### Excerpted records
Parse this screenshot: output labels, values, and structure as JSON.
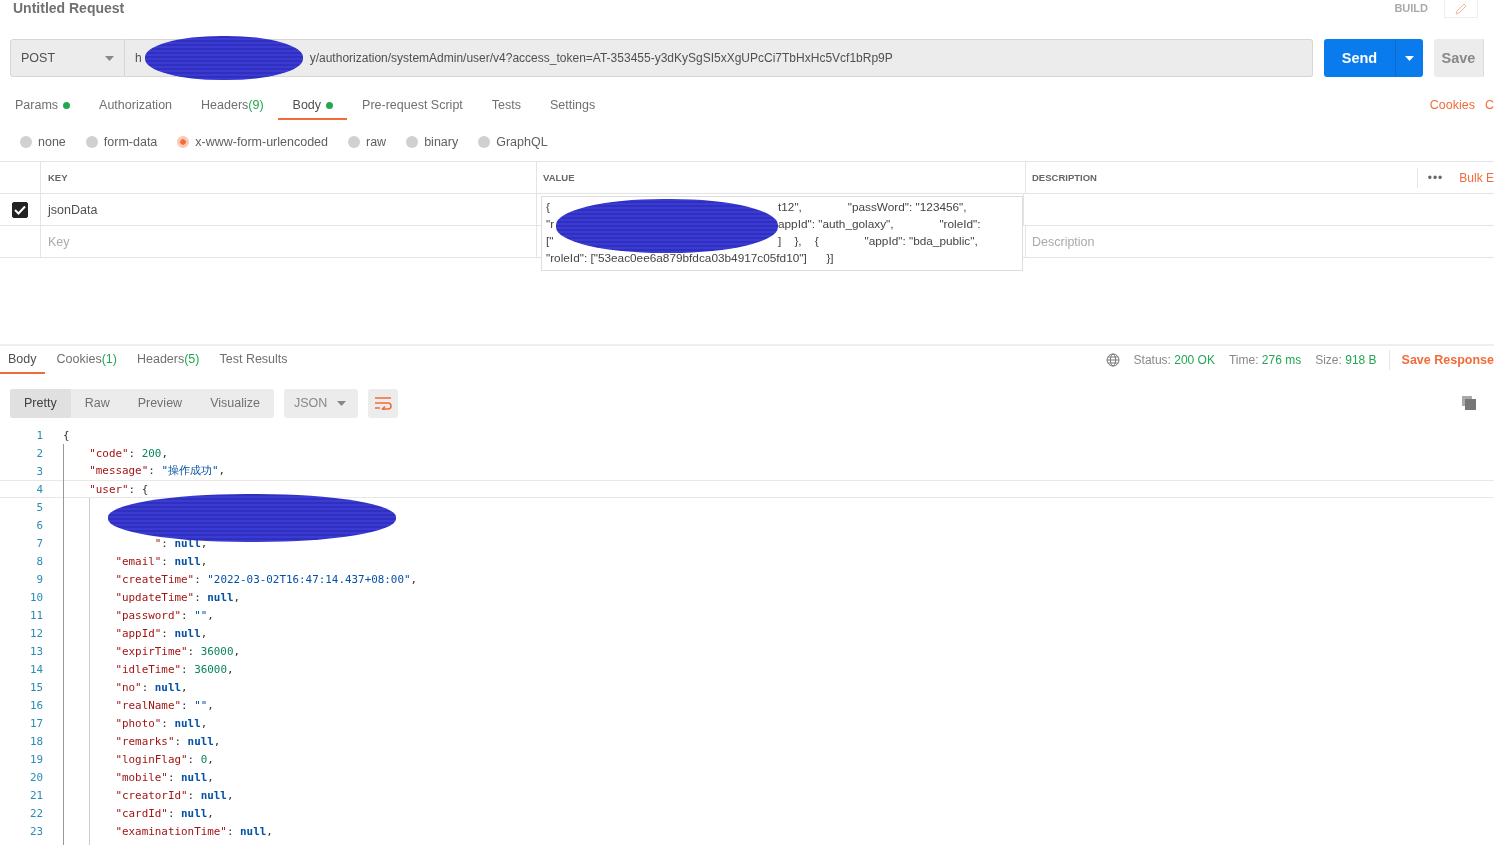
{
  "title": "Untitled Request",
  "build_label": "BUILD",
  "request": {
    "method": "POST",
    "url_before": "h",
    "url_after": "y/authorization/systemAdmin/user/v4?access_token=AT-353455-y3dKySgSI5xXgUPcCi7TbHxHc5Vcf1bRp9P",
    "send": "Send",
    "save": "Save"
  },
  "request_tabs": [
    {
      "label": "Params",
      "dot": true,
      "selected": false
    },
    {
      "label": "Authorization",
      "dot": false,
      "selected": false
    },
    {
      "label": "Headers",
      "count": "(9)",
      "dot": false,
      "selected": false
    },
    {
      "label": "Body",
      "dot": true,
      "selected": true
    },
    {
      "label": "Pre-request Script",
      "dot": false,
      "selected": false
    },
    {
      "label": "Tests",
      "dot": false,
      "selected": false
    },
    {
      "label": "Settings",
      "dot": false,
      "selected": false
    }
  ],
  "request_links": [
    "Cookies",
    "C"
  ],
  "body_types": [
    {
      "label": "none",
      "selected": false
    },
    {
      "label": "form-data",
      "selected": false
    },
    {
      "label": "x-www-form-urlencoded",
      "selected": true
    },
    {
      "label": "raw",
      "selected": false
    },
    {
      "label": "binary",
      "selected": false
    },
    {
      "label": "GraphQL",
      "selected": false
    }
  ],
  "params_table": {
    "columns": [
      "KEY",
      "VALUE",
      "DESCRIPTION"
    ],
    "more": "•••",
    "bulk_edit": "Bulk E",
    "row": {
      "checked": true,
      "key": "jsonData",
      "value_lines": [
        {
          "before": "{",
          "after": "t12\",              \"passWord\": \"123456\","
        },
        {
          "before": "\"r",
          "after": "appId\": \"auth_golaxy\",              \"roleId\":"
        },
        {
          "before": "[\"",
          "after": "]    },    {              \"appId\": \"bda_public\","
        },
        {
          "before": "\"roleId\": [\"53eac0ee6a879bfdca03b4917c05fd10\"]      }]"
        }
      ]
    },
    "new_row": {
      "key_placeholder": "Key",
      "description_placeholder": "Description"
    }
  },
  "response_tabs": [
    {
      "label": "Body",
      "selected": true
    },
    {
      "label": "Cookies",
      "count": "(1)",
      "selected": false
    },
    {
      "label": "Headers",
      "count": "(5)",
      "selected": false
    },
    {
      "label": "Test Results",
      "selected": false
    }
  ],
  "response_stats": [
    {
      "label": "Status:",
      "value": "200 OK"
    },
    {
      "label": "Time:",
      "value": "276 ms"
    },
    {
      "label": "Size:",
      "value": "918 B"
    }
  ],
  "save_response": "Save Response",
  "formats": [
    {
      "label": "Pretty",
      "selected": true
    },
    {
      "label": "Raw",
      "selected": false
    },
    {
      "label": "Preview",
      "selected": false
    },
    {
      "label": "Visualize",
      "selected": false
    }
  ],
  "language": "JSON",
  "code_lines": [
    {
      "n": "1",
      "val": "{",
      "kind": "punct",
      "current": false
    },
    {
      "n": "2",
      "key": "    \"code\"",
      "sep": ": ",
      "val": "200",
      "end": ",",
      "kind": "number",
      "current": false
    },
    {
      "n": "3",
      "key": "    \"message\"",
      "sep": ": ",
      "val": "\"操作成功\"",
      "end": ",",
      "kind": "string",
      "current": false
    },
    {
      "n": "4",
      "key": "    \"user\"",
      "sep": ": ",
      "val": "{",
      "kind": "punct",
      "current": true
    },
    {
      "n": "5",
      "current": false
    },
    {
      "n": "6",
      "current": false
    },
    {
      "n": "7",
      "key": "              \"",
      "sep": ": ",
      "val": "null",
      "end": ",",
      "kind": "null",
      "current": false
    },
    {
      "n": "8",
      "key": "        \"email\"",
      "sep": ": ",
      "val": "null",
      "end": ",",
      "kind": "null",
      "current": false
    },
    {
      "n": "9",
      "key": "        \"createTime\"",
      "sep": ": ",
      "val": "\"2022-03-02T16:47:14.437+08:00\"",
      "end": ",",
      "kind": "string",
      "current": false
    },
    {
      "n": "10",
      "key": "        \"updateTime\"",
      "sep": ": ",
      "val": "null",
      "end": ",",
      "kind": "null",
      "current": false
    },
    {
      "n": "11",
      "key": "        \"password\"",
      "sep": ": ",
      "val": "\"\"",
      "end": ",",
      "kind": "string",
      "current": false
    },
    {
      "n": "12",
      "key": "        \"appId\"",
      "sep": ": ",
      "val": "null",
      "end": ",",
      "kind": "null",
      "current": false
    },
    {
      "n": "13",
      "key": "        \"expirTime\"",
      "sep": ": ",
      "val": "36000",
      "end": ",",
      "kind": "number",
      "current": false
    },
    {
      "n": "14",
      "key": "        \"idleTime\"",
      "sep": ": ",
      "val": "36000",
      "end": ",",
      "kind": "number",
      "current": false
    },
    {
      "n": "15",
      "key": "        \"no\"",
      "sep": ": ",
      "val": "null",
      "end": ",",
      "kind": "null",
      "current": false
    },
    {
      "n": "16",
      "key": "        \"realName\"",
      "sep": ": ",
      "val": "\"\"",
      "end": ",",
      "kind": "string",
      "current": false
    },
    {
      "n": "17",
      "key": "        \"photo\"",
      "sep": ": ",
      "val": "null",
      "end": ",",
      "kind": "null",
      "current": false
    },
    {
      "n": "18",
      "key": "        \"remarks\"",
      "sep": ": ",
      "val": "null",
      "end": ",",
      "kind": "null",
      "current": false
    },
    {
      "n": "19",
      "key": "        \"loginFlag\"",
      "sep": ": ",
      "val": "0",
      "end": ",",
      "kind": "number",
      "current": false
    },
    {
      "n": "20",
      "key": "        \"mobile\"",
      "sep": ": ",
      "val": "null",
      "end": ",",
      "kind": "null",
      "current": false
    },
    {
      "n": "21",
      "key": "        \"creatorId\"",
      "sep": ": ",
      "val": "null",
      "end": ",",
      "kind": "null",
      "current": false
    },
    {
      "n": "22",
      "key": "        \"cardId\"",
      "sep": ": ",
      "val": "null",
      "end": ",",
      "kind": "null",
      "current": false
    },
    {
      "n": "23",
      "key": "        \"examinationTime\"",
      "sep": ": ",
      "val": "null",
      "end": ",",
      "kind": "null",
      "current": false
    }
  ]
}
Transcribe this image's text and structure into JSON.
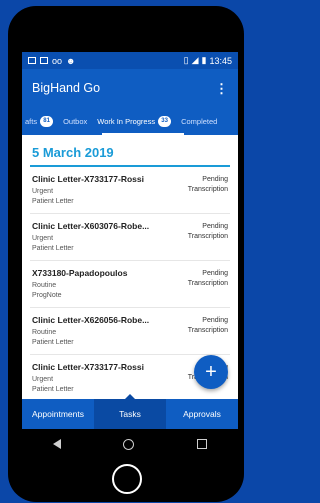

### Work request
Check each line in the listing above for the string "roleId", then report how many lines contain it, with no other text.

### Output for this task
2